After the foul murder of the second Red Comyn, in the church at Dumfries, in 1307, his success at Bannockburn enabled the Brus so to waste the heritage of the Comyns "that," says a chronicle of the age, "of a name which numbered at one time three earls and more than thirty belted knights, there remained no memorial in the land, save the erisons of the monks of Deir." The Ergadias seem to have been more fortunate; and though Duncan was driven from Rushen Castle, and his brother John at the same time lest his Manx possessions, after a series of years they returned to the family; and it is somewhat remarkable that a descendant of John de Ergadia, Patrick Cuninghame, Esq., H.K., should at the present time be in possession of property which almost overlooks the Castle of Rushen.
Looking at the strength of Rushen Castle as it now stands, we can hardly believe that it was the same as that which was taken by Robert the Brus in three weeks. Its architecture seems to point to the time of the first three Edwards. There are several square-headed trefoil doorways of the thirteenth century type; but it is probable that its main features received their impress in the middle of the fourteenth century. The ground plan of the keep may, however, have been of an earlier and Norwegian date. It has plainly received many subsequent modifications. The glacis is said to have been made under the directions of Cardinal Wolsey, who was one of the guardians of Edward Earl of Derby and Lord of Man, temp. Hen. VIII, Ed. VI, Mary, and Elizabeth. James, the famous seventh Earl of Derby, made additions to the Castle in 1645; and several unsightly buildings have been joined on to the keep within the last twenty-five years.
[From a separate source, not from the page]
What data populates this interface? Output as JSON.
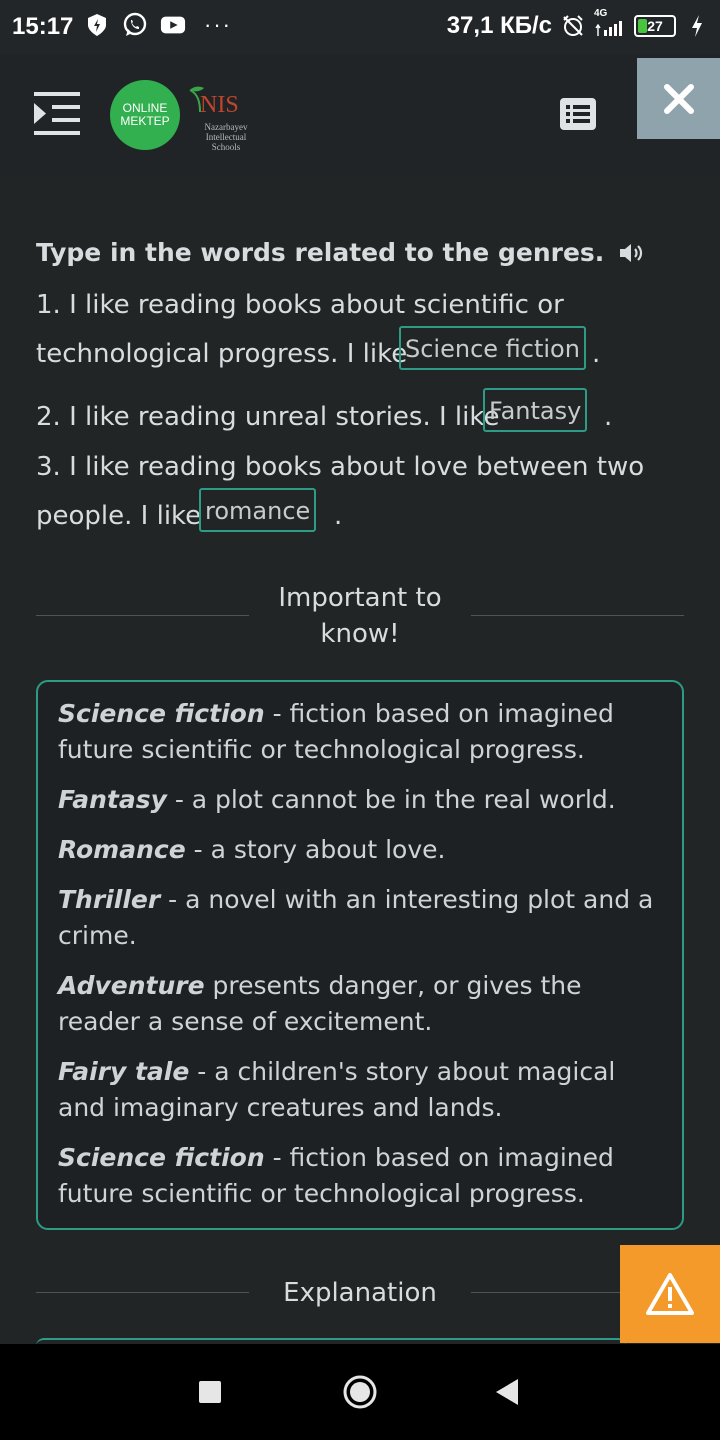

It is much to be desired that an accurate ground plan of the Castle and precincts should be made.